Decomposing the decoupling of CO2 emission from economic growth in BRICS countries
- 297 Downloads
Nowadays, BRICS (i.e., Brazil, Russia, India, China, and South Africa) becomes more and more important in the world in terms of not only economic development, but also energy consumption. The purpose of this paper is to study occurrence of a decoupling between economic growth and energy-related CO2 emission in BRICS countries from 1995 to 2014. Furthermore, the LMDI theory is utilized to find the decoupling reasons. The main conclusions drawn from the present study may be summarized as follows: (1) During the study period, China was the largest CO2 emitter among BRICS countries; per capita energy-related CO2 emission in Russia was the largest in BRICS countries. (2) The share of fossil energy to total energy consumption for South Africa accounted for more than 96 %. However, the share of fossil energy to total energy consumption for Brazil accounted for about 60 % over the study period. (3) For Brazil, Russia, and South Africa, five decoupling status occurred during the study period. However, only three decoupling status occurred in China and India. (4) The energy intensity effect played a positive role in decreasing CO2 emission in all five BRICS countries.
KeywordsCO2 emission Decouple indicator LMDI method BRICS countries
The authors gratefully acknowledge the financial support from the Fundamental Research Funds for the Central Universities (2015XKMS089), Natural Science Foundation of China (71403266, 51309253), China Postdoctoral Science Foundation (2013M541752, 2015M580484, 2016T90517), Qing Lan Project of Jiangsu Province, and the Fundamental Research Funds for the Central Universities (2013W04). The authors also would like to thank the anonymous referees for their helpful suggestions and corrections on the earlier draft of our paper.
- Fifth BRICS Summit (2013) Thekweni declaration and action plan. www.brics5.co.za/fifth-brics-summit-declaration-and-action-plan
- IPCC (2014) Greenhouse gas inventory: IPCC Guidelines for National Greenhouse Gas Inventories. United Kingdom Meteorological Office, BracknellGoogle Scholar
- OECD (Organization for Economic Co-operation and Development) (2010) Indicators to measure decoupling of environmental pressure from economic growth. Sustainable development. SG/SD (2002) 1/Final. http://www.olis.oecd.org/olis/2002doc.nsf/LinkTo/sg-sd(2002)1-final. Accessed 25 Aug 2010
- Vehmas J, Malaska P, Luukkanen J, Kaivo-oja J, Hietanen O, Vinnari M, Ilvonen J (2003) Europe in the global battle of sustainability: Rebound strikes back?—Advanced sustainability analysis, publications of the Turku School of Economics and Business Administration, Series discussion and working papers 7:2003, TurkuGoogle Scholar

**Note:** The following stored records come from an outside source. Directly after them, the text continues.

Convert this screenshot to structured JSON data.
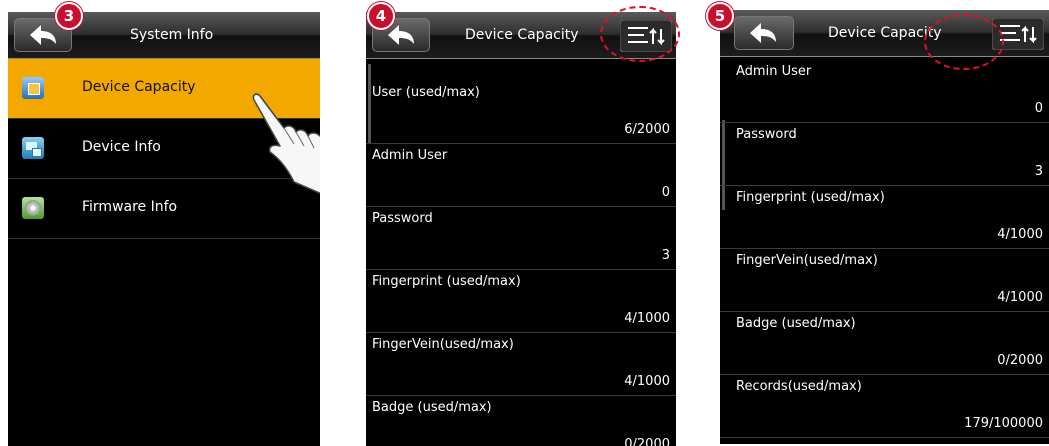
{
  "steps": [
    "3",
    "4",
    "5"
  ],
  "screen1": {
    "title": "System Info",
    "items": [
      {
        "label": "Device Capacity",
        "selected": true
      },
      {
        "label": "Device Info",
        "selected": false
      },
      {
        "label": "Firmware Info",
        "selected": false
      }
    ]
  },
  "screen2": {
    "title": "Device Capacity",
    "rows": [
      {
        "label": "User (used/max)",
        "value": "6/2000"
      },
      {
        "label": "Admin User",
        "value": "0"
      },
      {
        "label": "Password",
        "value": "3"
      },
      {
        "label": "Fingerprint (used/max)",
        "value": "4/1000"
      },
      {
        "label": "FingerVein(used/max)",
        "value": "4/1000"
      },
      {
        "label": "Badge (used/max)",
        "value": "0/2000"
      }
    ]
  },
  "screen3": {
    "title": "Device Capacity",
    "rows": [
      {
        "label": "Admin User",
        "value": "0"
      },
      {
        "label": "Password",
        "value": "3"
      },
      {
        "label": "Fingerprint (used/max)",
        "value": "4/1000"
      },
      {
        "label": "FingerVein(used/max)",
        "value": "4/1000"
      },
      {
        "label": "Badge (used/max)",
        "value": "0/2000"
      },
      {
        "label": "Records(used/max)",
        "value": "179/100000"
      }
    ]
  },
  "colors": {
    "selected": "#f3a800",
    "marker": "#c8102e"
  }
}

- WB (World Bank) (2015). http://data.worldbank.org/frontpage
- Zhang M, Wang WW (2013b) Decoupling analysis of electricity consumption from economic growth in China. J Energy South Afr 24:57–66Google Scholar
- Zhang M, Dai S, Song Y (2015a) Decomposition analysis of energy-related CO2 emissions in South Africa. J Energy South Afr 26(1):67–73Google Scholar
- Zhong TY, Huang XJ, Han L, Wang BY (2010) Review on the research of decoupling analysis in the field of environments and resource. J Nat Resour 25:1400–1412Google Scholar